━━━━━ EXERCISE INPUT ━━━━━

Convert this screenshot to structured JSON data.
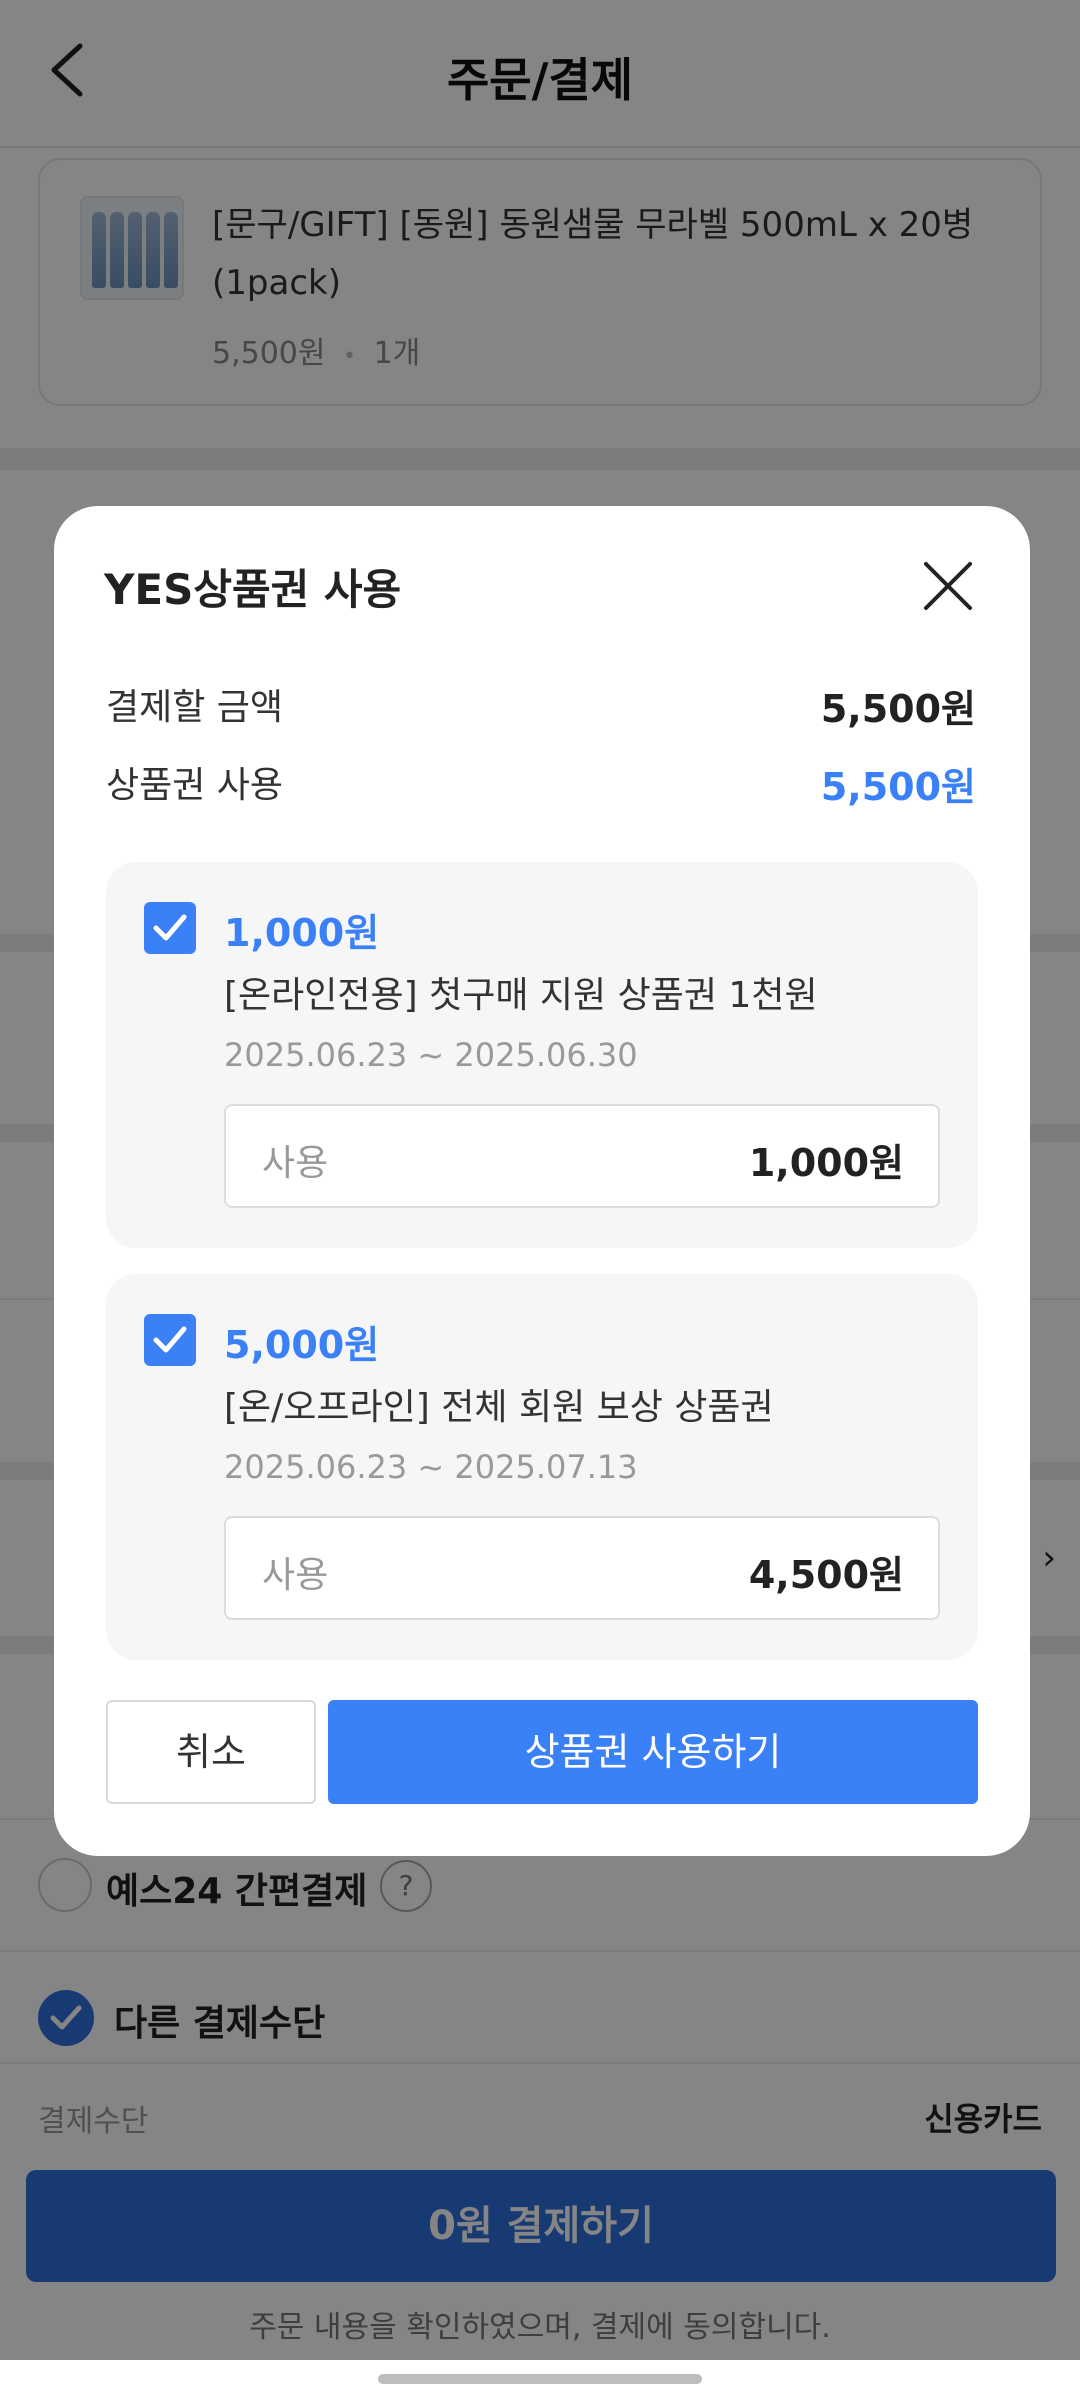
{
  "header": {
    "title": "주문/결제",
    "back_icon": "chevron-left-icon"
  },
  "product": {
    "name": "[문구/GIFT] [동원] 동원샘물 무라벨 500mL x 20병 (1pack)",
    "price": "5,500원",
    "sep": "•",
    "quantity": "1개"
  },
  "payment": {
    "yes24_easy_pay": "예스24 간편결제",
    "help_glyph": "?",
    "other_methods": "다른 결제수단",
    "method_label": "결제수단",
    "method_value": "신용카드",
    "pay_button": "0원 결제하기",
    "consent": "주문 내용을 확인하였으며, 결제에 동의합니다."
  },
  "modal": {
    "title": "YES상품권 사용",
    "summary": [
      {
        "label": "결제할 금액",
        "value": "5,500원",
        "color": "#222222"
      },
      {
        "label": "상품권 사용",
        "value": "5,500원",
        "color": "#3a80f6"
      }
    ],
    "vouchers": [
      {
        "checked": true,
        "amount": "1,000원",
        "name": "[온라인전용] 첫구매 지원 상품권 1천원",
        "period": "2025.06.23 ~ 2025.06.30",
        "use_label": "사용",
        "use_value": "1,000원"
      },
      {
        "checked": true,
        "amount": "5,000원",
        "name": "[온/오프라인] 전체 회원 보상 상품권",
        "period": "2025.06.23 ~ 2025.07.13",
        "use_label": "사용",
        "use_value": "4,500원"
      }
    ],
    "cancel_label": "취소",
    "apply_label": "상품권 사용하기"
  },
  "colors": {
    "accent": "#3a80f6",
    "primary_button": "#2f6fdc",
    "overlay": "rgba(0,0,0,0.48)"
  }
}
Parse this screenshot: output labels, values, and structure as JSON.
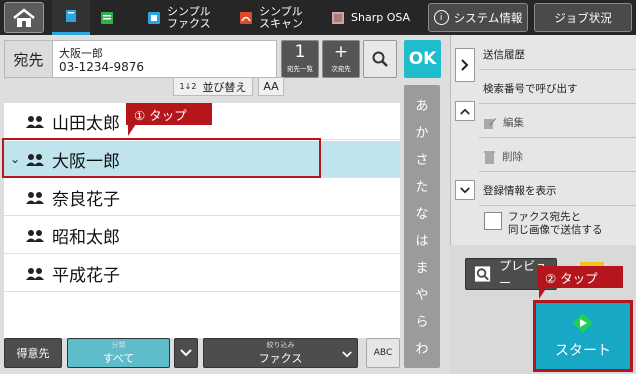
{
  "topbar": {
    "tabs": [
      {
        "label": "",
        "icon": "address-book-icon"
      },
      {
        "label": "",
        "icon": "fax-icon"
      },
      {
        "label": "シンプル\nファクス",
        "icon": "fax-simple-icon"
      },
      {
        "label": "シンプル\nスキャン",
        "icon": "scan-simple-icon"
      },
      {
        "label": "Sharp OSA",
        "icon": "osa-icon"
      }
    ],
    "system_info": "システム情報",
    "job_status": "ジョブ状況",
    "info_glyph": "i"
  },
  "destination": {
    "label": "宛先",
    "name": "大阪一郎",
    "number": "03-1234-9876",
    "count": "1",
    "count_caption": "宛先一覧",
    "next_glyph": "+",
    "next_caption": "次宛先",
    "ok": "OK"
  },
  "sort": {
    "label": "並び替え",
    "az_label": "AA"
  },
  "contacts": [
    {
      "name": "山田太郎",
      "selected": false
    },
    {
      "name": "大阪一郎",
      "selected": true
    },
    {
      "name": "奈良花子",
      "selected": false
    },
    {
      "name": "昭和太郎",
      "selected": false
    },
    {
      "name": "平成花子",
      "selected": false
    }
  ],
  "kana_index": [
    "あ",
    "か",
    "さ",
    "た",
    "な",
    "は",
    "ま",
    "や",
    "ら",
    "わ"
  ],
  "filters": {
    "favorite": "得意先",
    "category_caption": "分類",
    "category_value": "すべて",
    "narrow_caption": "絞り込み",
    "narrow_value": "ファクス",
    "abc": "ABC"
  },
  "right_panel": {
    "send_history": "送信履歴",
    "search_call": "検索番号で呼び出す",
    "edit": "編集",
    "delete": "削除",
    "show_registration": "登録情報を表示",
    "same_image_label": "ファクス宛先と\n同じ画像で送信する",
    "preview": "プレビュー",
    "start": "スタート"
  },
  "callouts": {
    "tap1": "① タップ",
    "tap2": "② タップ"
  },
  "colors": {
    "accent": "#1fbccc",
    "callout": "#b5161c",
    "selected_row": "#c0e4ed",
    "start_button": "#17a8c6"
  }
}
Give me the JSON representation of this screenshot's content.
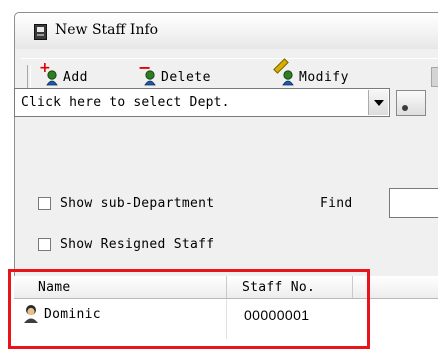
{
  "window": {
    "title": "New Staff Info"
  },
  "toolbar": {
    "add_label": "Add",
    "delete_label": "Delete",
    "modify_label": "Modify"
  },
  "dept_select": {
    "value": "Click here to select Dept."
  },
  "options": {
    "show_sub_department": {
      "label": "Show sub-Department",
      "checked": false
    },
    "show_resigned_staff": {
      "label": "Show Resigned Staff",
      "checked": false
    }
  },
  "find": {
    "label": "Find",
    "value": ""
  },
  "staff_table": {
    "columns": [
      "Name",
      "Staff No."
    ],
    "rows": [
      {
        "name": "Dominic",
        "staff_no": "00000001"
      }
    ]
  },
  "colors": {
    "highlight": "#e8141c",
    "accent_mark": "#e00000"
  },
  "icons": {
    "app": "staff-app-icon",
    "add": "add-person-icon",
    "delete": "delete-person-icon",
    "modify": "edit-person-icon",
    "row": "person-avatar-icon"
  }
}
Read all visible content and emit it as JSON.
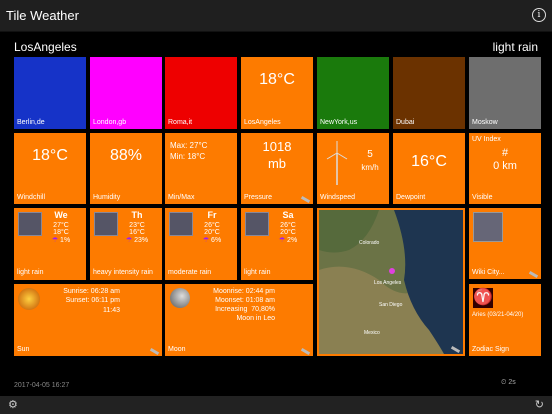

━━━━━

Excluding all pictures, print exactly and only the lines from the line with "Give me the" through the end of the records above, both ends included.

OUTPUT FOR THIS EXERCISE ▸
Give me the JSON representation of this screenshot's content.
{
  "window": {
    "title": "New Staff Info"
  },
  "toolbar": {
    "add_label": "Add",
    "delete_label": "Delete",
    "modify_label": "Modify"
  },
  "dept_select": {
    "value": "Click here to select Dept."
  },
  "options": {
    "show_sub_department": {
      "label": "Show sub-Department",
      "checked": false
    },
    "show_resigned_staff": {
      "label": "Show Resigned Staff",
      "checked": false
    }
  },
  "find": {
    "label": "Find",
    "value": ""
  },
  "staff_table": {
    "columns": [
      "Name",
      "Staff No."
    ],
    "rows": [
      {
        "name": "Dominic",
        "staff_no": "00000001"
      }
    ]
  },
  "colors": {
    "highlight": "#e8141c",
    "accent_mark": "#e00000"
  },
  "icons": {
    "app": "staff-app-icon",
    "add": "add-person-icon",
    "delete": "delete-person-icon",
    "modify": "edit-person-icon",
    "row": "person-avatar-icon"
  }
}
Read all visible content and emit it as JSON.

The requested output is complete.